[[ Data in this exercise, beginning ]]

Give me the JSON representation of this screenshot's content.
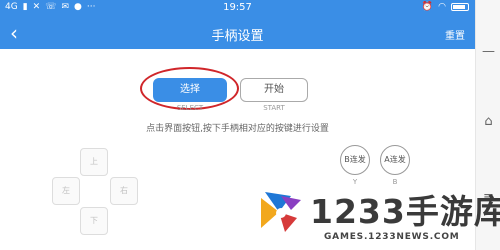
{
  "status_bar": {
    "network": "4G",
    "time": "19:57",
    "left_icons": [
      "signal-icon",
      "mute-icon",
      "phone-icon",
      "message-icon",
      "chat-icon",
      "more-dots-icon"
    ],
    "right_icons": [
      "alarm-icon",
      "wifi-icon",
      "battery-icon"
    ]
  },
  "toolbar": {
    "back_glyph": "‹",
    "title": "手柄设置",
    "reset_label": "重置"
  },
  "buttons": {
    "select_label": "选择",
    "select_caption": "SELECT",
    "start_label": "开始",
    "start_caption": "START"
  },
  "hint_text": "点击界面按钮,按下手柄相对应的按键进行设置",
  "dpad": {
    "up": "上",
    "left": "左",
    "right": "右",
    "down": "下"
  },
  "action_buttons": {
    "b_label": "B连发",
    "b_caption": "Y",
    "a_label": "A连发",
    "a_caption": "B"
  },
  "side_nav": {
    "home_glyph": "—",
    "back_glyph": "⌂",
    "menu_glyph": "≡"
  },
  "watermark": {
    "brand": "1233手游库",
    "url": "GAMES.1233NEWS.COM"
  },
  "colors": {
    "primary": "#3a8ee6",
    "highlight": "#d0262a"
  }
}
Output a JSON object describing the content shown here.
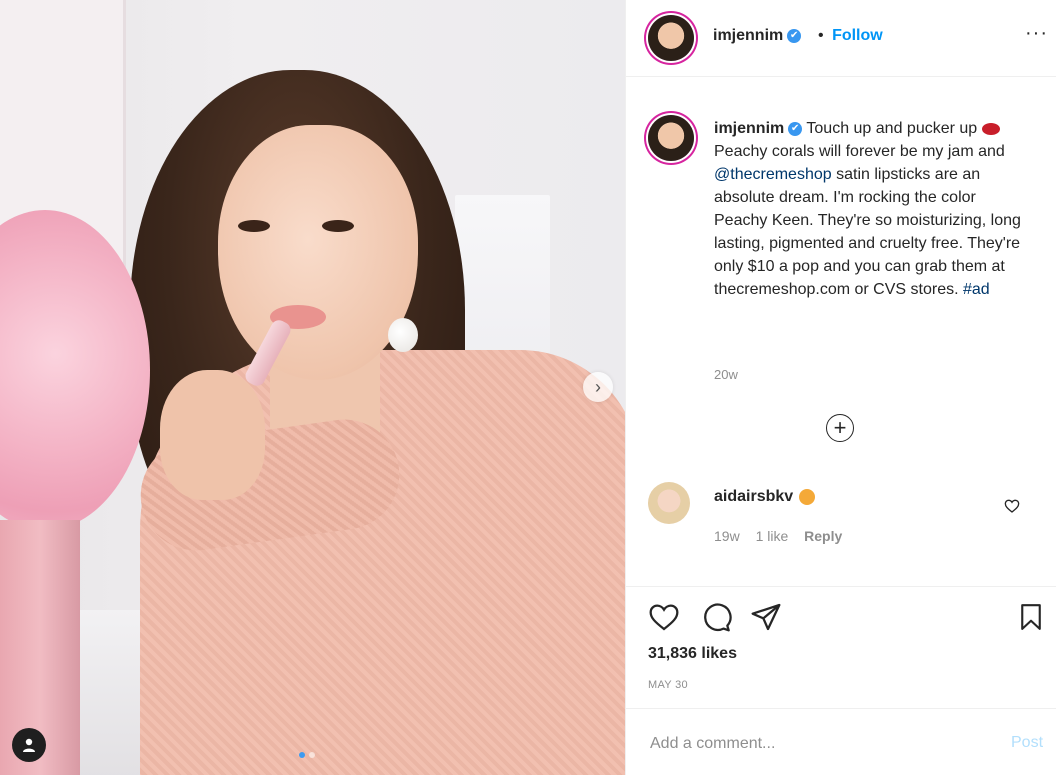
{
  "post": {
    "username": "imjennim",
    "verified_glyph": "✔",
    "separator": "•",
    "follow_label": "Follow",
    "more_label": "···",
    "caption": {
      "author": "imjennim",
      "part1": "Touch up and pucker up",
      "part2": "Peachy corals will forever be my jam and",
      "mention": "@thecremeshop",
      "part3": "satin lipsticks are an absolute dream. I'm rocking the color Peachy Keen. They're so moisturizing, long lasting, pigmented and cruelty free. They're only $10 a pop and you can grab them at thecremeshop.com or CVS stores.",
      "hashtag": "#ad",
      "emoji_icon": "lips-emoji-icon"
    },
    "caption_time": "20w",
    "load_more_glyph": "+",
    "comments": [
      {
        "username": "aidairsbkv",
        "emoji_icon": "heart-eyes-cat-emoji-icon",
        "time": "19w",
        "likes": "1 like",
        "reply_label": "Reply"
      }
    ],
    "likes": "31,836 likes",
    "date": "MAY 30",
    "add_comment_placeholder": "Add a comment...",
    "post_label": "Post",
    "carousel": {
      "count": 2,
      "active_index": 1
    },
    "next_arrow_glyph": "›"
  },
  "colors": {
    "accent": "#0095f6",
    "post_disabled": "#b2dffc",
    "muted_text": "#8e8e8e",
    "story_ring": "#d6249f"
  }
}
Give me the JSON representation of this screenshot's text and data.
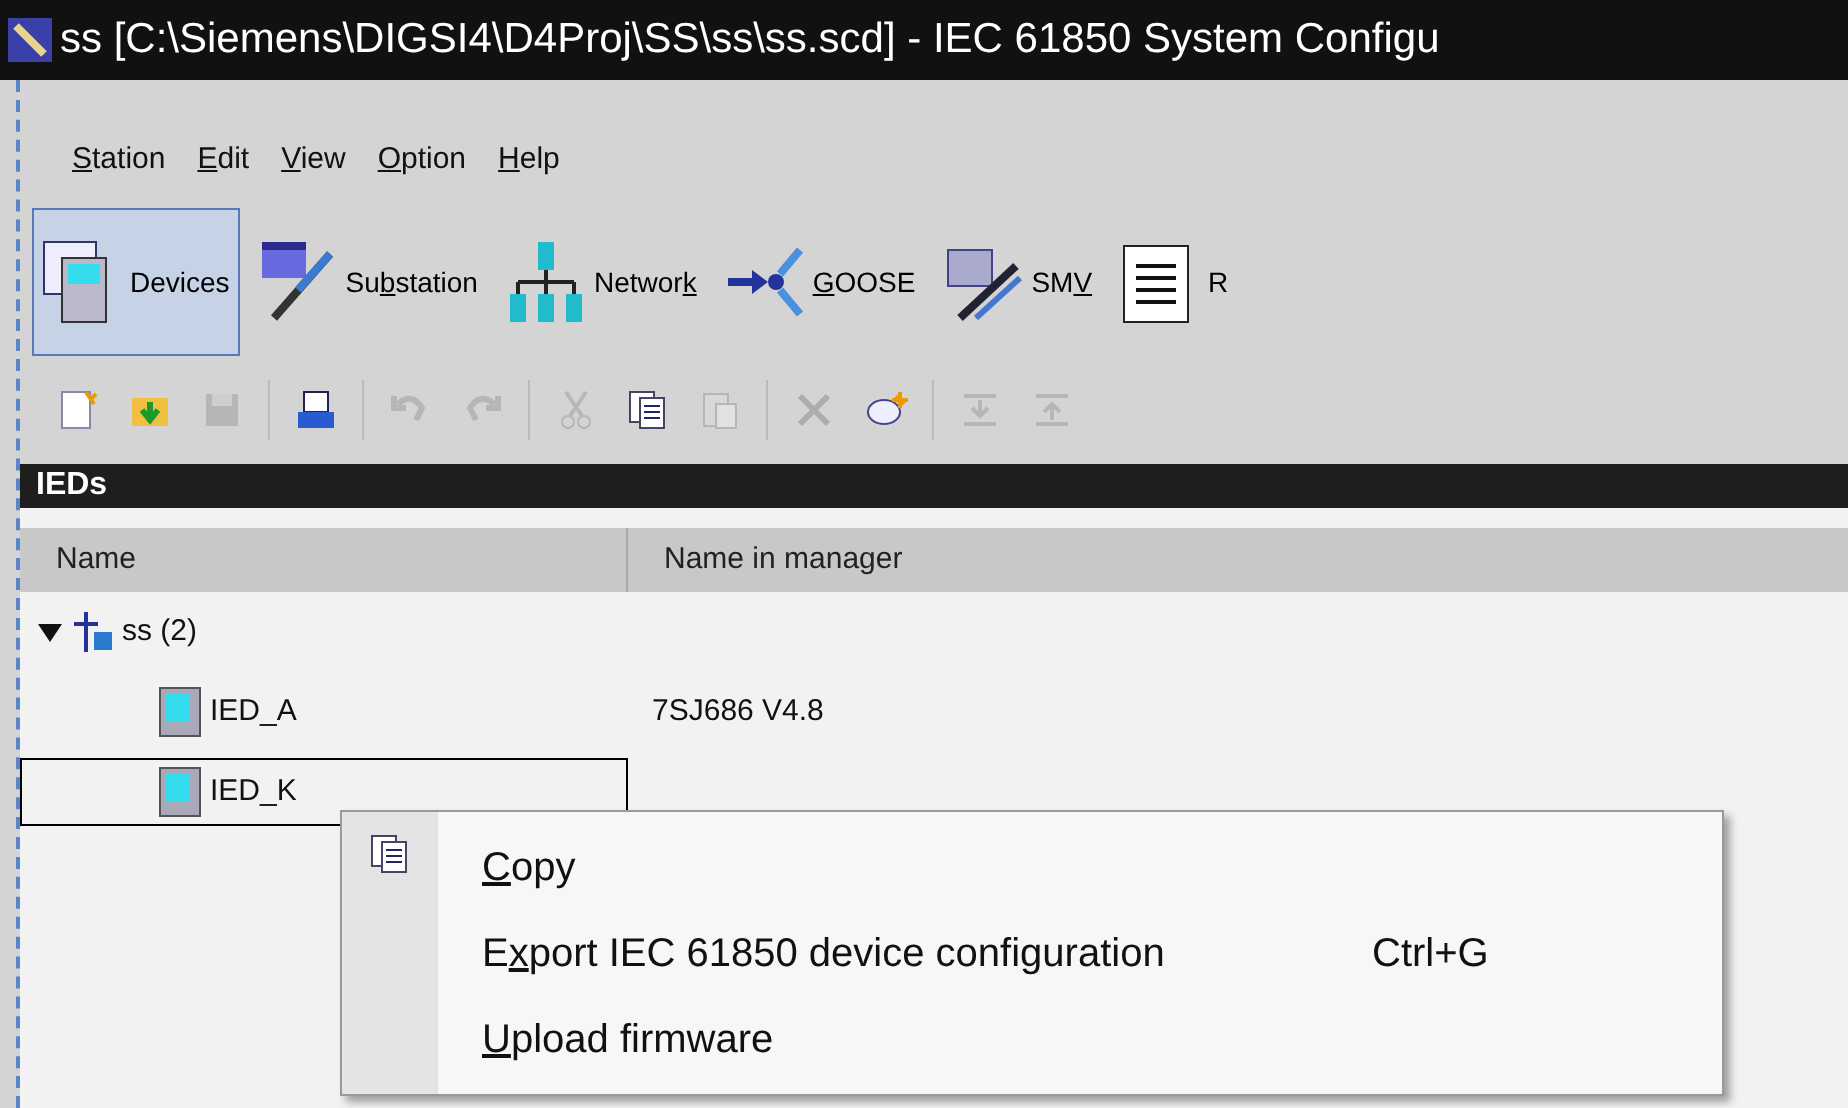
{
  "window": {
    "title": "ss [C:\\Siemens\\DIGSI4\\D4Proj\\SS\\ss\\ss.scd] - IEC 61850 System Configu"
  },
  "menu": [
    {
      "key": "S",
      "post": "tation"
    },
    {
      "key": "E",
      "post": "dit"
    },
    {
      "key": "V",
      "post": "iew"
    },
    {
      "key": "O",
      "post": "ption"
    },
    {
      "key": "H",
      "post": "elp"
    }
  ],
  "views": [
    {
      "pre": "Devices",
      "selected": true
    },
    {
      "pre": "Su",
      "key": "b",
      "post": "station",
      "selected": false
    },
    {
      "pre": "Networ",
      "key": "k",
      "selected": false
    },
    {
      "key": "G",
      "post": "OOSE",
      "selected": false
    },
    {
      "pre": "SM",
      "key": "V",
      "selected": false
    },
    {
      "pre": "R",
      "selected": false
    }
  ],
  "toolbar": [
    {
      "disabled": false
    },
    {
      "disabled": false
    },
    {
      "disabled": true
    },
    {
      "disabled": false
    },
    {
      "disabled": true
    },
    {
      "disabled": true
    },
    {
      "disabled": true
    },
    {
      "disabled": false
    },
    {
      "disabled": true
    },
    {
      "disabled": true
    },
    {
      "disabled": false
    },
    {
      "disabled": true
    },
    {
      "disabled": true
    }
  ],
  "panel": {
    "title": "IEDs",
    "columns": [
      "Name",
      "Name in manager"
    ],
    "tree": [
      {
        "name": "ss (2)",
        "expanded": true,
        "children": [
          {
            "name": "IED_A",
            "manager": "7SJ686 V4.8",
            "selected": false
          },
          {
            "name": "IED_K",
            "selected": true
          }
        ]
      }
    ]
  },
  "context_menu": [
    {
      "key": "C",
      "post": "opy",
      "has_icon": true
    },
    {
      "pre": "E",
      "key": "x",
      "post": "port IEC 61850 device configuration",
      "shortcut": "Ctrl+G",
      "has_icon": false
    },
    {
      "key": "U",
      "post": "pload firmware",
      "has_icon": false
    }
  ]
}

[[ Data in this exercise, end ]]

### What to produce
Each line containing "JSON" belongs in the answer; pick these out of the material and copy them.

### Response to this task
Give me the JSON representation of this screenshot's content.
Output a JSON object describing the content shown here.
Give me the JSON representation of this screenshot's text and data.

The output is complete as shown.